Later that year, during a welcome home assembly, Scott presented a Pekin Community High School flag he had carried into space with him to the Principal Tim Rowe. During his visit, Scott commented, "One of the real treats while I was in space was looking down at central Illinois. It was the next to the last day and I was floating around the cabin and noticed we were flying over St. Louis. I looked out the window and followed the river up and I could see the Peoria airport and the Pekin area. It was a lot like being in an airliner."
Scott's second mission would be the STS-106 Atlantis mission during September of 2000. During this 12-day mission, the crew successfully prepared the International Space Station (ISS) for the arrival of the first permanent crew. The five astronauts and two cosmonauts delivered more than 6,600 pounds of supplies and installed batteries, power converters, a toilet and a treadmill on the Space Station.
Scott again served as the pilot. The other crew members were Mission Commander Terrence W. Wilcutt, Mission Specialists Boris V. Morukov and Yuri I. Malenchenko of the Russian Aviation and Space Agency and NASA Mission Specialists Daniel C. Burbank, Richard A. Mastracchio, and Edward T. Lu.
Scott was one of two operators of the robot arm transporting the EVA crew during the six hour spacewalk to connect power, data and communications cables to the newly arrived Zvezda Service Module and the station. Additionally, he hand flew two complete fly-arounds of the station after performing the undocking from the station. STS-106 orbited the Earth 185 times, and covered 4.9 million miles in 11 days, 19 hours, and 10 minutes.
Undocking occurred at 10:46 p.m. CDT Sunday 17 September 2000 about 240 miles over Russia. Standing at a cockpit control panel and gazing out overhead windows, Scott gently eased the 85-ton shuttle back away from the station to a point about 350 feet directly above the station. Then with a few short pulses from the shuttle's 44 nose-and-tail steering thrusters, Scott began flying a two-hour double-loop nose-first course around the station to enable the crew to document the condition of the new crew quarters they had just installed.
The photo at the right is how the space station looked to the crew of Space Shuttle Atlantis immediately after undocking. Scott commented later, "It glistened out there in the different sunlight, watching the sunrise and sunset. The way it illuminated the solar arrays on the service module was just phenomenal. It sparkled like a jewel against the blue background of the oceans."
The space station is currently about the size of a 13-story building. Shown at the top is the pressurized mating adapter where Atlantis had been docked. Next is the Unity connecting module, followed by the Zarya control module, and the Zvezda service (crew quarters) module. At the bottom is the Progress supply spacecraft that the Atlantis crew unloaded during the mission.

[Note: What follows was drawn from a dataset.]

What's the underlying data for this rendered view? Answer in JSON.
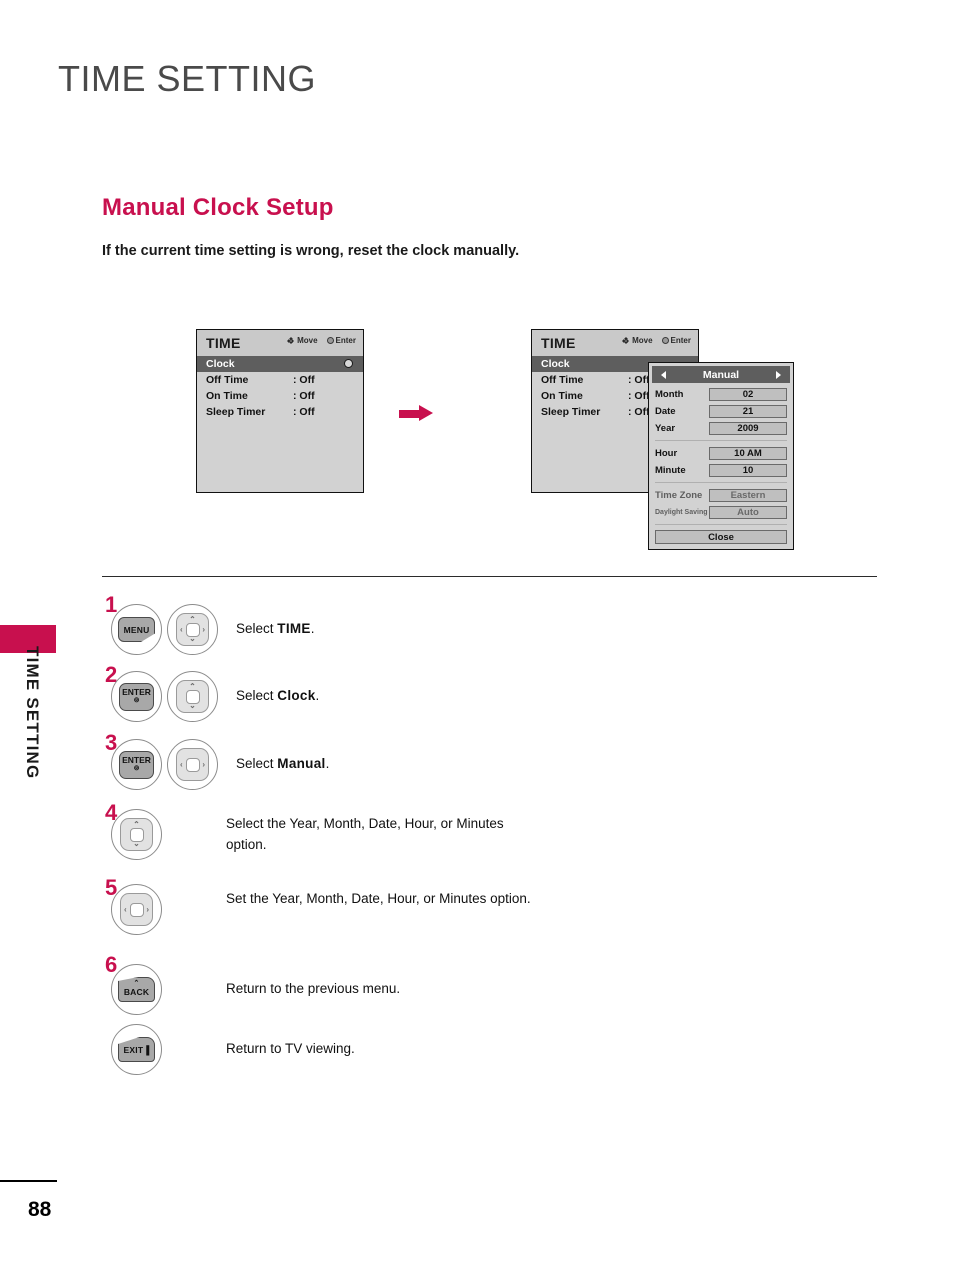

Scott fired Atlantis' jets one final time to leave the station at 12:35 a.m. After preparing for re-entry and waiting for the weather to clear, the Shuttle Atlantis returned to Kennedy Space Center at 2:56 a.m. CDT Wednesday, 20 September 2000, ending Scott's second mission.
Scott continues working in the NASA shuttle program.
information, space photos, and flight status reports are from the